If a line in the entries below contains the word "when", it counts; report how many such lines there are, and only that number.

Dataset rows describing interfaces
*-*-*

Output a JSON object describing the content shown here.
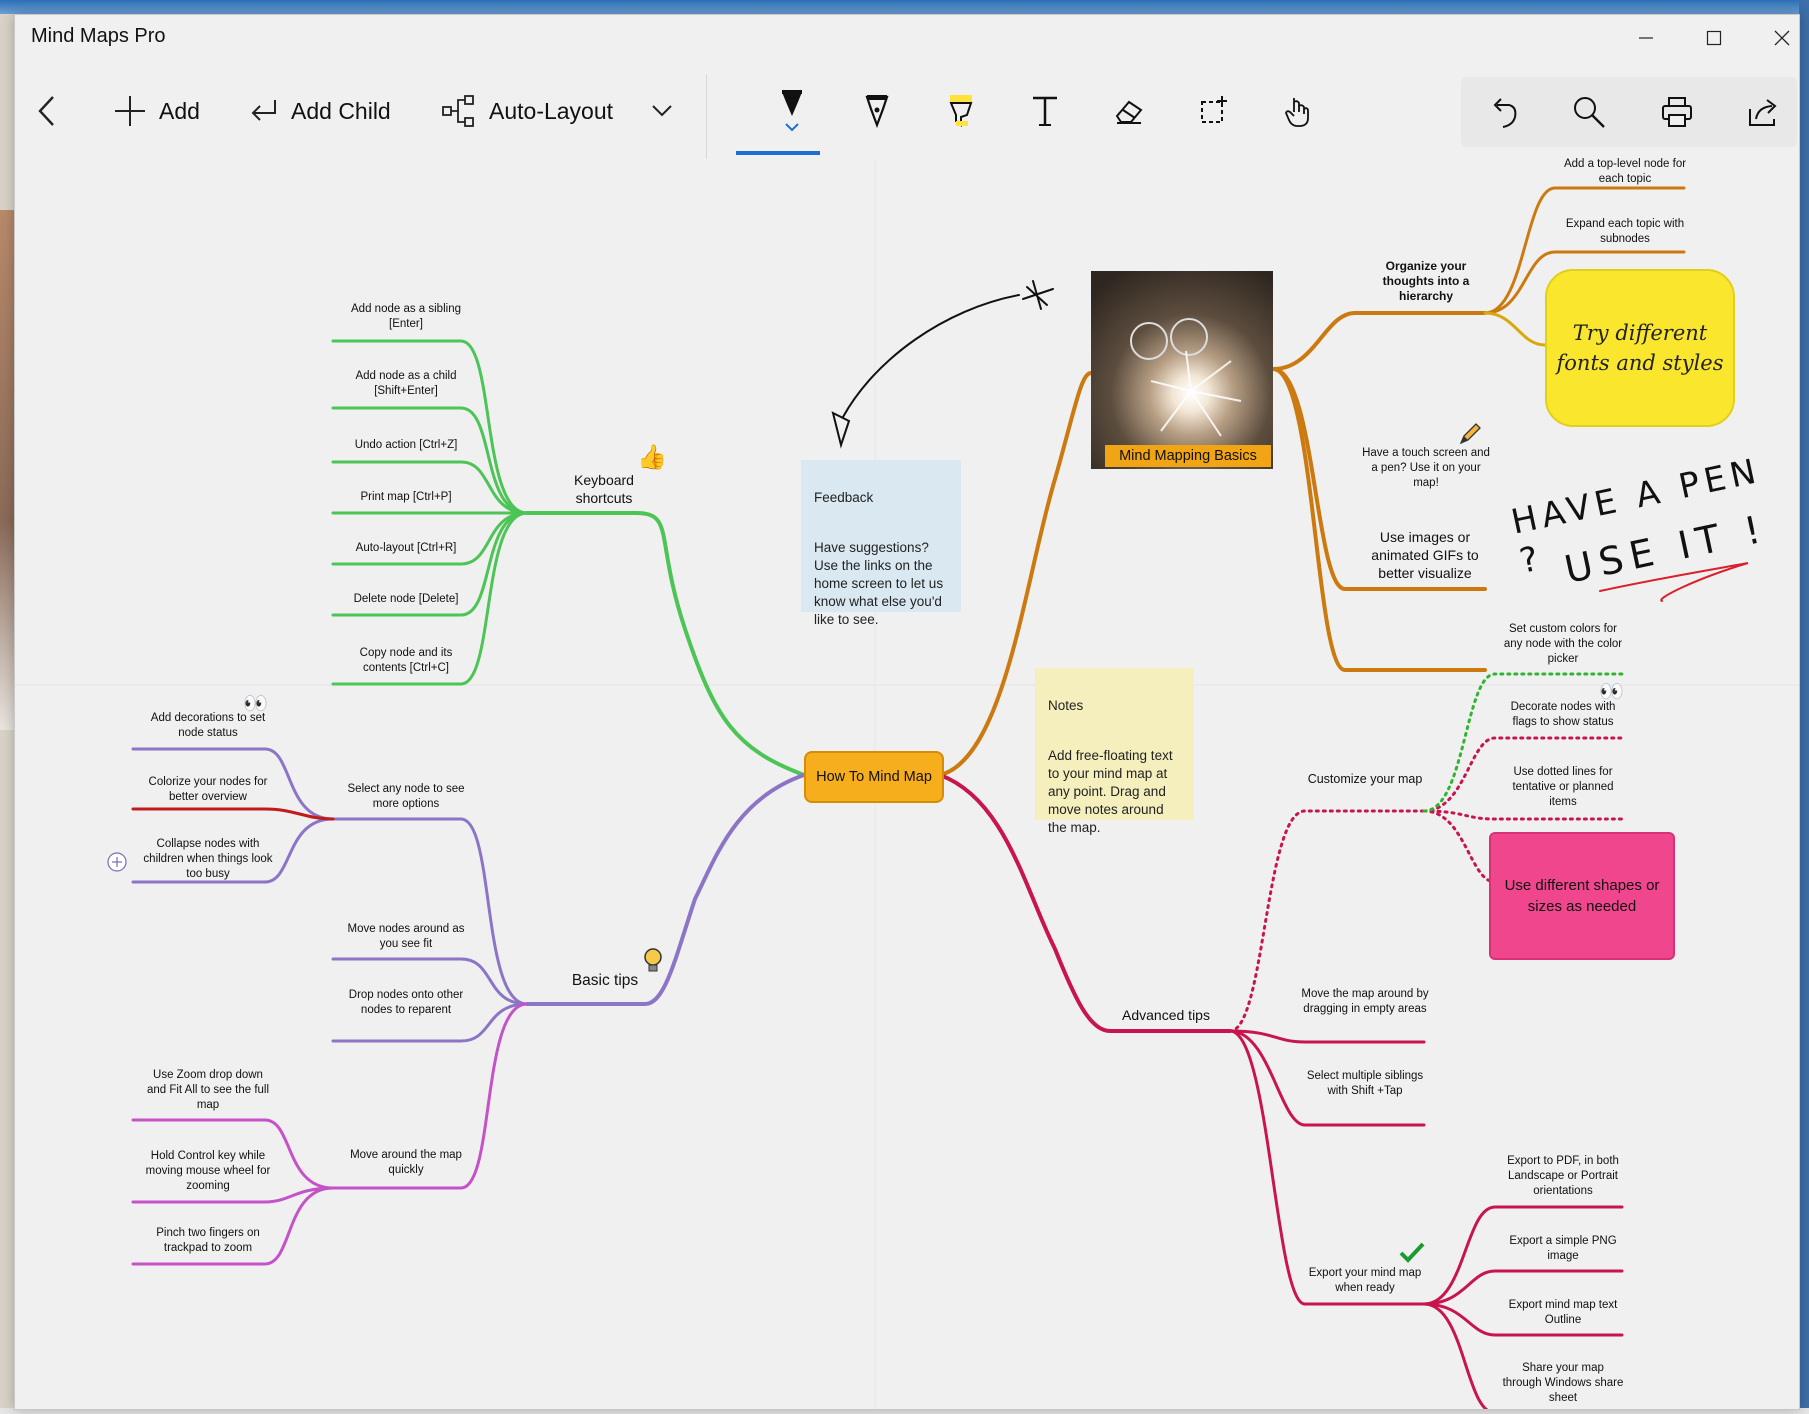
{
  "window": {
    "title": "Mind Maps Pro"
  },
  "toolbar": {
    "back_label": "",
    "add_label": "Add",
    "add_child_label": "Add Child",
    "auto_layout_label": "Auto-Layout"
  },
  "accent_color": "#1f6fd0",
  "icons": [
    "back-arrow",
    "plus",
    "return-arrow",
    "share-nodes",
    "chevron-down",
    "pen",
    "fountain-pen",
    "highlighter",
    "text-T",
    "eraser",
    "lasso-select",
    "hand-pointer",
    "undo",
    "search",
    "print",
    "share"
  ],
  "map": {
    "central": "How To Mind Map",
    "branches": {
      "keyboard": {
        "label": "Keyboard shortcuts",
        "color": "#4cc456",
        "children": [
          "Add node as a sibling [Enter]",
          "Add node as a child [Shift+Enter]",
          "Undo action [Ctrl+Z]",
          "Print map [Ctrl+P]",
          "Auto-layout [Ctrl+R]",
          "Delete node [Delete]",
          "Copy node and its contents [Ctrl+C]"
        ]
      },
      "basic": {
        "label": "Basic tips",
        "color": "#8c74c6",
        "select": {
          "label": "Select any node to see more options",
          "children": [
            "Add decorations to set node status",
            "Colorize your nodes for better overview",
            "Collapse nodes with children when things look too busy"
          ]
        },
        "move_nodes": "Move nodes around as you see fit",
        "drop_nodes": "Drop nodes onto other nodes to reparent",
        "move_map": {
          "label": "Move around the map quickly",
          "color": "#c452c9",
          "children": [
            "Use Zoom drop down and Fit All to see the full map",
            "Hold Control key while moving mouse wheel for zooming",
            "Pinch two fingers on trackpad to zoom"
          ]
        }
      },
      "basics": {
        "label": "Mind Mapping Basics",
        "color": "#cc7a10",
        "organize": {
          "label": "Organize your thoughts into a hierarchy",
          "children": [
            "Add a top-level node for each topic",
            "Expand each topic with subnodes"
          ]
        },
        "fonts": "Try different fonts and styles",
        "pen": "Have a touch screen and a pen? Use it on your map!",
        "images": "Use images or animated GIFs to better visualize"
      },
      "advanced": {
        "label": "Advanced tips",
        "color": "#c8154e",
        "customize": {
          "label": "Customize your map",
          "children": [
            "Set custom colors for any node with the color picker",
            "Decorate nodes with flags to show status",
            "Use dotted lines for tentative or planned items"
          ],
          "shapes": "Use different shapes or sizes as needed"
        },
        "move_map": "Move the map around by dragging in empty areas",
        "select_multiple": "Select multiple siblings with Shift +Tap",
        "export": {
          "label": "Export your mind map when ready",
          "children": [
            "Export to PDF, in both Landscape or Portrait orientations",
            "Export a simple PNG image",
            "Export mind map text Outline",
            "Share your map through Windows share sheet"
          ]
        }
      }
    },
    "notes": {
      "feedback": {
        "title": "Feedback",
        "body": "Have suggestions? Use the links on the home screen to let us know what else you'd like to see."
      },
      "notes": {
        "title": "Notes",
        "body": "Add free-floating text to your mind map at any point. Drag and move notes around the map."
      }
    },
    "handwriting": {
      "line1": "HAVE A PEN ?",
      "line2": "USE IT !"
    }
  }
}
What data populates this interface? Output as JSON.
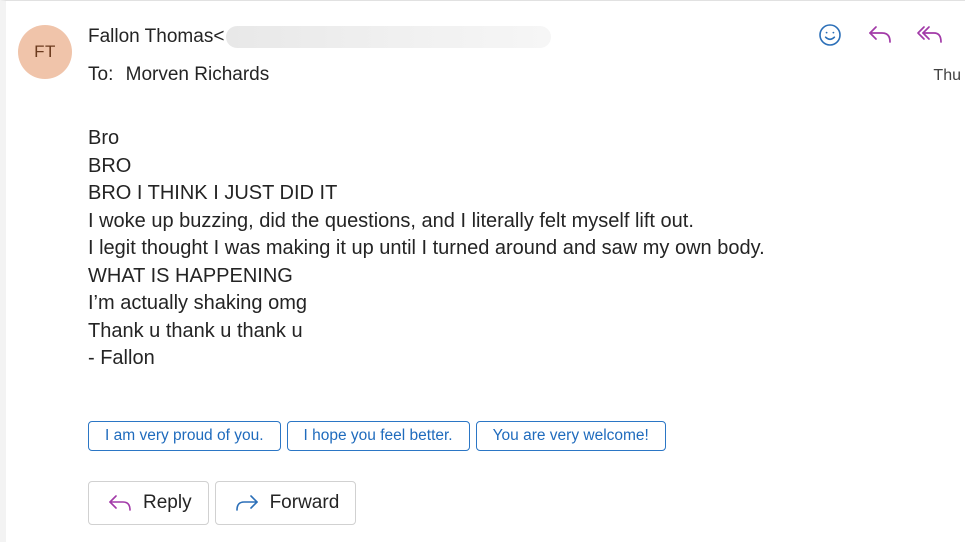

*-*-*

OUTPUT BELOW
2